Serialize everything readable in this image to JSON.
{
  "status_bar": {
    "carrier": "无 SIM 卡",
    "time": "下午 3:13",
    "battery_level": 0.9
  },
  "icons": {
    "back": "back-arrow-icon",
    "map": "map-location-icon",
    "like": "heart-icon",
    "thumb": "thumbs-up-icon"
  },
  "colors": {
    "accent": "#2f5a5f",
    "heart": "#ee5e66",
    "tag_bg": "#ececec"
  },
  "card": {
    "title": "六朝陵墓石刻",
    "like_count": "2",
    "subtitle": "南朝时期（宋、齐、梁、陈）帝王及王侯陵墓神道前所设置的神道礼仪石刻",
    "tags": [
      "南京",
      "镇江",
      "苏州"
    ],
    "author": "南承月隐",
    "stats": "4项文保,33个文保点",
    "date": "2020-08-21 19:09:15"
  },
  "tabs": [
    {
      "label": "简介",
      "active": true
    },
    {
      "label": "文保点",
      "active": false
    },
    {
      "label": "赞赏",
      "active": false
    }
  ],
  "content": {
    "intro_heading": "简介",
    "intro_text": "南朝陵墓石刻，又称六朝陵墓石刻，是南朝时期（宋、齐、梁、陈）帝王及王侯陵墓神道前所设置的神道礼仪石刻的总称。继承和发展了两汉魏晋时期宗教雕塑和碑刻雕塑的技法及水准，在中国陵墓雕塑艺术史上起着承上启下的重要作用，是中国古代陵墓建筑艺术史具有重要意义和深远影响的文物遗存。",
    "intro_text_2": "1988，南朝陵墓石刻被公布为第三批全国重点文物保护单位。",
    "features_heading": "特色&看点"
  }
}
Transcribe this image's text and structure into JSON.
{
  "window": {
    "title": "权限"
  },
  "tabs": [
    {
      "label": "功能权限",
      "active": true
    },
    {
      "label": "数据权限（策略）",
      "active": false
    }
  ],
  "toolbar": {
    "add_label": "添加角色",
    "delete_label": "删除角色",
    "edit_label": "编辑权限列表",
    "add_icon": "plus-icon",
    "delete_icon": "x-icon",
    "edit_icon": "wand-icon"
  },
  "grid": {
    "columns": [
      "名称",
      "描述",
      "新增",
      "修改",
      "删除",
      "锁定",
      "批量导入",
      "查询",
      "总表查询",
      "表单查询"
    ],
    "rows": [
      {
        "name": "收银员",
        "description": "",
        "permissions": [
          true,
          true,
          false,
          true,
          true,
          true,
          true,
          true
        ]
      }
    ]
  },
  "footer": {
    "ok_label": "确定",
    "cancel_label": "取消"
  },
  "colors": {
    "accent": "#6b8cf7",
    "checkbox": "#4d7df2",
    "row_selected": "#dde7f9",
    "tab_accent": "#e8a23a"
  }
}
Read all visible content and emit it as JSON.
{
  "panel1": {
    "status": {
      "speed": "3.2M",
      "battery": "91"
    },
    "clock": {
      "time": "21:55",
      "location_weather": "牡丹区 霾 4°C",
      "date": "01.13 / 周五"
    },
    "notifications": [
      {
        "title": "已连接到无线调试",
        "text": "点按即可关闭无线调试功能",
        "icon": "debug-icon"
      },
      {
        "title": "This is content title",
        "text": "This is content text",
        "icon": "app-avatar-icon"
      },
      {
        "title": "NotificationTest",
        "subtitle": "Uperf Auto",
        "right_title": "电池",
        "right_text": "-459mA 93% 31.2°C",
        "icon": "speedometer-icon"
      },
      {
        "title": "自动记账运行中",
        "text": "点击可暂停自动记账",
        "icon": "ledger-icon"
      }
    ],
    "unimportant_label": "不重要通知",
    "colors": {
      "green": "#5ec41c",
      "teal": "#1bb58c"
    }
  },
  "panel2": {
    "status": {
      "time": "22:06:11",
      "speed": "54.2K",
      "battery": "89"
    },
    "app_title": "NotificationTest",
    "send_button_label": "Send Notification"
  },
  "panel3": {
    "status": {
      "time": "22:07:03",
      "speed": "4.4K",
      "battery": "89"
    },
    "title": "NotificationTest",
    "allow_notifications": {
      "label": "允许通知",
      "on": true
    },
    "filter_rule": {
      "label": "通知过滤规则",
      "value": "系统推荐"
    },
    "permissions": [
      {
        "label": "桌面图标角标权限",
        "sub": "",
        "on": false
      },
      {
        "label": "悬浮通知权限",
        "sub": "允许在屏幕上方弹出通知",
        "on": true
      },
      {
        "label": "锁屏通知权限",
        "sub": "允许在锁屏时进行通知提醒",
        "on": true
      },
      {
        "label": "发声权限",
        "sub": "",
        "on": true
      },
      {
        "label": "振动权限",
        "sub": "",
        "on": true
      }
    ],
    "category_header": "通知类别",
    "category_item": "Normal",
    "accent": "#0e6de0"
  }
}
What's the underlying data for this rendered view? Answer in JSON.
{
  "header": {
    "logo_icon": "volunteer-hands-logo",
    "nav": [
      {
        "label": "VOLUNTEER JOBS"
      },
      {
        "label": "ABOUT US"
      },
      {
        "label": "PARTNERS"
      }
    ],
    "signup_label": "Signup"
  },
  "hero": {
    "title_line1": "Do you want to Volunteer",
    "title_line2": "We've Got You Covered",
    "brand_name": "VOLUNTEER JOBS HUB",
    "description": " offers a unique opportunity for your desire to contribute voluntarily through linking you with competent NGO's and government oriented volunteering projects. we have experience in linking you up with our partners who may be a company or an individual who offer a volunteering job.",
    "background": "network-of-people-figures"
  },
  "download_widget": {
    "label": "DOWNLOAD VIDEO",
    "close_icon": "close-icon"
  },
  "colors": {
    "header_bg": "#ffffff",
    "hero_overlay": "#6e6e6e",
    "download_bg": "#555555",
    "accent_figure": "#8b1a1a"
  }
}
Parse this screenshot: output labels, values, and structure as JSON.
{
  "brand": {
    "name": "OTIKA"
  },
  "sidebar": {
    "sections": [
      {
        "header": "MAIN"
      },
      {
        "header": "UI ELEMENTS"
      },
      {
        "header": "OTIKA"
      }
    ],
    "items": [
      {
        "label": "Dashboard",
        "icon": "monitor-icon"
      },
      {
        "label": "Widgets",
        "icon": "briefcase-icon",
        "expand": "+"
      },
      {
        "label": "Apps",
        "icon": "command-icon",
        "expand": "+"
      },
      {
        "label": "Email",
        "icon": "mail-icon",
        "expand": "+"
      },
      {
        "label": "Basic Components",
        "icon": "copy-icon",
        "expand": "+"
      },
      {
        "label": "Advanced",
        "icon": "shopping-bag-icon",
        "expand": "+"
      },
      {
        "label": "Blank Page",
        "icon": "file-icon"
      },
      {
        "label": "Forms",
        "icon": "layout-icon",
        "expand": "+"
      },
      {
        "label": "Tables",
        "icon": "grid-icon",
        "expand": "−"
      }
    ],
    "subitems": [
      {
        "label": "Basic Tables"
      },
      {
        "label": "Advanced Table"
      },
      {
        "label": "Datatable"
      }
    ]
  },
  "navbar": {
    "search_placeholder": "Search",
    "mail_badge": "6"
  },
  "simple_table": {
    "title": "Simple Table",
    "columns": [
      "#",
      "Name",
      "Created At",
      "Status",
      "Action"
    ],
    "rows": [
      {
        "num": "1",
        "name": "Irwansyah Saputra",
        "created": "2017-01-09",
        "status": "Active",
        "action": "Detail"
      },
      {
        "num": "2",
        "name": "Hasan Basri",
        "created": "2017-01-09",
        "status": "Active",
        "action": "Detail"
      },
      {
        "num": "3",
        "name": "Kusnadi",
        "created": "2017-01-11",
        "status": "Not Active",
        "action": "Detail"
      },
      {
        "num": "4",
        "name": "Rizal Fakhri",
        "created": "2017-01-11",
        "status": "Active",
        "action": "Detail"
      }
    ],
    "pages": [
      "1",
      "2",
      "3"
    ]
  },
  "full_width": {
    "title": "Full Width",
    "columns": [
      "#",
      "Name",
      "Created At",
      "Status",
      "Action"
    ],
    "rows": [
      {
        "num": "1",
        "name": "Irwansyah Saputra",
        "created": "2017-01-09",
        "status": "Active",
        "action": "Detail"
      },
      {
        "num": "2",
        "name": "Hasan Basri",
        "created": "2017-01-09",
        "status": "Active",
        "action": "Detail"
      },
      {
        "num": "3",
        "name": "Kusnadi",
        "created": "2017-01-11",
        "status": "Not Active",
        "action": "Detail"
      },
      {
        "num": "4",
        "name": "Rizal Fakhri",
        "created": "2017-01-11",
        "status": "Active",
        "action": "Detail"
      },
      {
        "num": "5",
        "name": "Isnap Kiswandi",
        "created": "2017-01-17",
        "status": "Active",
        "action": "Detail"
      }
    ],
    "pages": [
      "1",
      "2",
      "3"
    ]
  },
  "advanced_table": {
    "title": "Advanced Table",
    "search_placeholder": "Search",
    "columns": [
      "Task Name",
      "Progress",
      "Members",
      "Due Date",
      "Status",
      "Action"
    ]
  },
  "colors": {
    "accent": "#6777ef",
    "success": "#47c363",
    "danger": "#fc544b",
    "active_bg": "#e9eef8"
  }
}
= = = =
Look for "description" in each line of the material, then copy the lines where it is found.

        "description": "",
    "description": " offers a unique opportunity for your desire to contribute voluntarily through linking you with competent NGO's and government oriented volunteering projects. we have experience in linking you up with our partners who may be a company or an individual who offer a volunteering job.",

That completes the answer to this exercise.